THE SORTING OFFICE FAÇADE: STORY OF A SPINE Our challenge was to create a façade which looked identical on the outside and yet met the requirements of RT2005, and therefore our first step was to assess the 1970 building to understand all its specific architectural and technical features. Given that we wanted to retain its essential design and not create a ‘pastiche’ façade, the rationale for any intended modification was to be clearly identified.The Sorting Office comprised a curtain wall, a particularly characteristic feature of Jean PROUVE’s work: sharply protruding vertical load-bearing exterior spine walls create a highly textured frontage and a largely flat inner wall.
Their role is to afford protection against the sun, and they also contribute to giving the project a façade texture that it is both edgy (vertical nature of the spines) and soft (curved section of the spine). We therefore retained the spine at the design phase to stiffen the façade (with one single extrusion, compared with two for the current façade), and opted for a framelike façade to reduce the size of the joinery as much as possible and enable us to prepare panels in the workshop that could then be installed on site. By thickening the façade, we were able to install thermal bridge breakers, a double weatherseal and double glazing and achieve satisfactory thermal insulation.The window openings have been inserted by using the spine as a fixing in order to allow more light through and provide a uniform visual effect between the fixed section and the opening section. To improve user comfort, blinds have been installed in the joinery profiles, without affecting the geometry of the original façade.
After discussions with Christophe PRESLE, including the exchange of interior drawings, we came up with the idea of an ultra-contemporary, ultra-flat interior façade; technically speaking, it is a Structural Silicon Glazing (SSG) façade reversed. (Also previously used on the façades of Necker Hospital in Paris by Philippe GAZEAU and MuCEM in Marseille by Rudy RICIOTTI. The spine will alter slightly, from concept design to execution, as dictated by manufacturing requirements, the architect’s preferences and regulatory issues, particularly thermal compliance.
THE INTERNAL STREET : A PHYSICAL AND HISTORIC LINK The gap between the two buildings merited special attention. As we wanted transparency from inside the building out to the town, and even the sky, we preferred to place the structure longitudinally rather than transversely and minimise all intermediate cross-braces. To obtain a very neutral use of space, we used microglass panelling as cladding, set at the smallest angle required to comply with regulations. We opted for a half-portal structure in welded steel sections with the core removed to house the joinery and run the water pipes. It was no easy feat to achieve thermal optimisation, and this seriously influenced the detailed design of the system.

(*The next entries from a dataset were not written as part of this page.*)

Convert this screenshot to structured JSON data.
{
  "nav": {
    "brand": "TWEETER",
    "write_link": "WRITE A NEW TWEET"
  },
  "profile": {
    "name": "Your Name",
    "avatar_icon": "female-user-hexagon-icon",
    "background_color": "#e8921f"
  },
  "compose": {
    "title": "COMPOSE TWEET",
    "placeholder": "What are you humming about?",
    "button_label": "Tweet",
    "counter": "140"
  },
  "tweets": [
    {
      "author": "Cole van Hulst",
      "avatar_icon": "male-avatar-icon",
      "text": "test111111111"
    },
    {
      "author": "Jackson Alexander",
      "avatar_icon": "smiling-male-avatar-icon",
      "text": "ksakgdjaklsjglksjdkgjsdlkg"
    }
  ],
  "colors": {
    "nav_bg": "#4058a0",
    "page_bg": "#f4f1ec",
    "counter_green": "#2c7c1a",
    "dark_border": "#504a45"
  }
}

DOUBLE-SKIN EXTENSION BUILDING: A VIBRATO OF A FAÇADE A double-skin façade ‘clads’ the opaque walls of the extension’s main sections (exhibition areas and two auditoriums). The façade has been designed to even out the changing light in Nancy and trap the noise from the railway tracks and prevent it from reverberating into the town. The double skin comprises an inner skin made of extruded aluminium cladding (to protect the external thermal insulation) and an outer skin in printed glass. Our research first led us towards using horizontal supporting elements, and keeping any vertical or sloping elements out of sight. We then designed a hybrid system to secure the glass, with a continuous glazing depth at the top and cold drawn-steel point fixings at the bottom.
The closer the building is to the railway tracks, the more important the acoustic function of the double skin is to the design.The outer skin includes all open surfaces, and non-abutting glazing, sometimes as far apart as 250mm, acting as a Helmholtz resonator and ‘trapping’ any sound waves that might enter. The inner skin, through the perforated cladding and the mineral wool insulation placed behind it absorbs any sound waves that might penetrate the double skin. The acoustic and architectural requirements of this project led us to design parametric model with random spatial variables which allowed us to propose a glazing layout for this façade which includes acoustic, technical and architectural variables.

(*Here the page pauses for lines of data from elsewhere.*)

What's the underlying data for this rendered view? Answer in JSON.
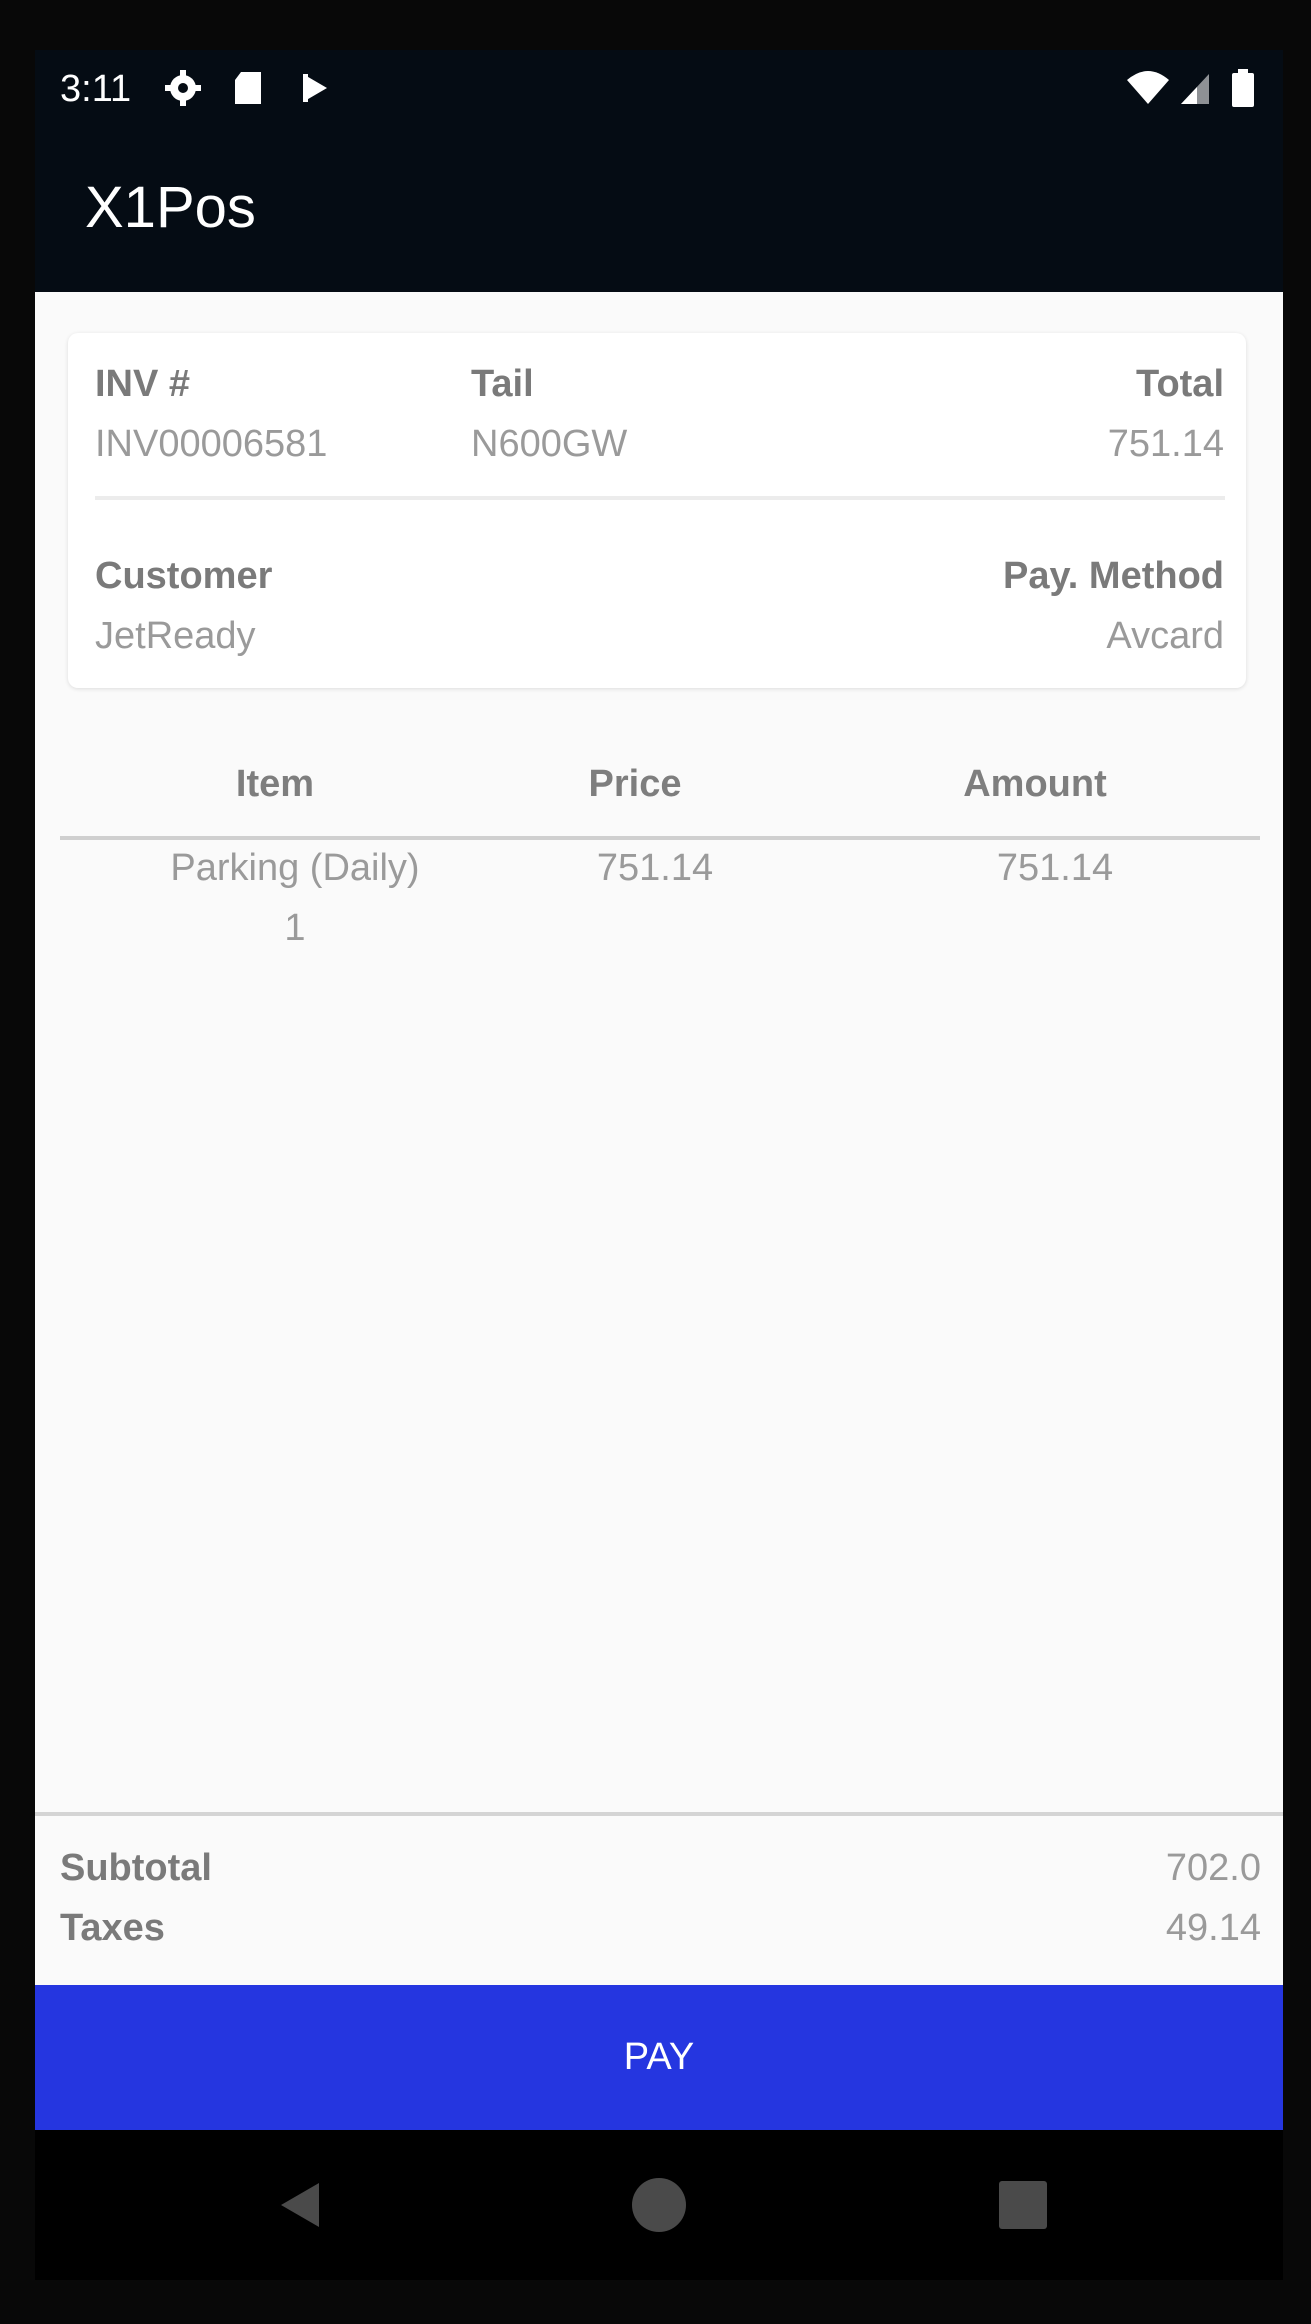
{
  "status_bar": {
    "time": "3:11",
    "left_icons": [
      "gear-icon",
      "sd-card-icon",
      "play-store-icon"
    ],
    "right_icons": [
      "wifi-icon",
      "cell-signal-icon",
      "battery-icon"
    ]
  },
  "app_bar": {
    "title": "X1Pos"
  },
  "invoice": {
    "inv_label": "INV #",
    "inv_value": "INV00006581",
    "tail_label": "Tail",
    "tail_value": "N600GW",
    "total_label": "Total",
    "total_value": "751.14",
    "customer_label": "Customer",
    "customer_value": "JetReady",
    "pay_method_label": "Pay. Method",
    "pay_method_value": "Avcard"
  },
  "table": {
    "headers": {
      "item": "Item",
      "price": "Price",
      "amount": "Amount"
    },
    "rows": [
      {
        "item": "Parking (Daily)",
        "qty": "1",
        "price": "751.14",
        "amount": "751.14"
      }
    ]
  },
  "totals": {
    "subtotal_label": "Subtotal",
    "subtotal_value": "702.0",
    "taxes_label": "Taxes",
    "taxes_value": "49.14"
  },
  "pay_button": {
    "label": "PAY"
  },
  "nav_bar": {
    "icons": [
      "back-icon",
      "home-icon",
      "recents-icon"
    ]
  },
  "colors": {
    "app_bar": "#050c14",
    "pay_button": "#2536e0",
    "background": "#fafafa"
  }
}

EXTENSION BUILDING THE PURSUIT OF TRANSPARENCY The architect designed the extension on the basis of the principle of hollowing out a mass. Any passages in this opaque block had therefore to be as transparent as possible. To respond to this architectural goal, we innovated and created a façade with virtually no mullions. The façade mullions take their dimensions from the adjacent façade (height 2130mm grid 1500mm). The resulting section is applied uniformly to the extension façade with a variable height of 2500mm to 10000mm. A ‘tense’ façade: the Extension façade is made up of mullions of widths of up to 10m between supports. In order to ensure that the section of the mullions is small, they are permanently tensioned. This tension improves the stiffness of the mullions in the wind and creates an acceptable deflection for the glazing. Principle of tensioning (picture bellow): the façade mullions are tensioned by springs in the upper part. The springs are supported by horizontal consoles which transfer the heavy loads to the concrete.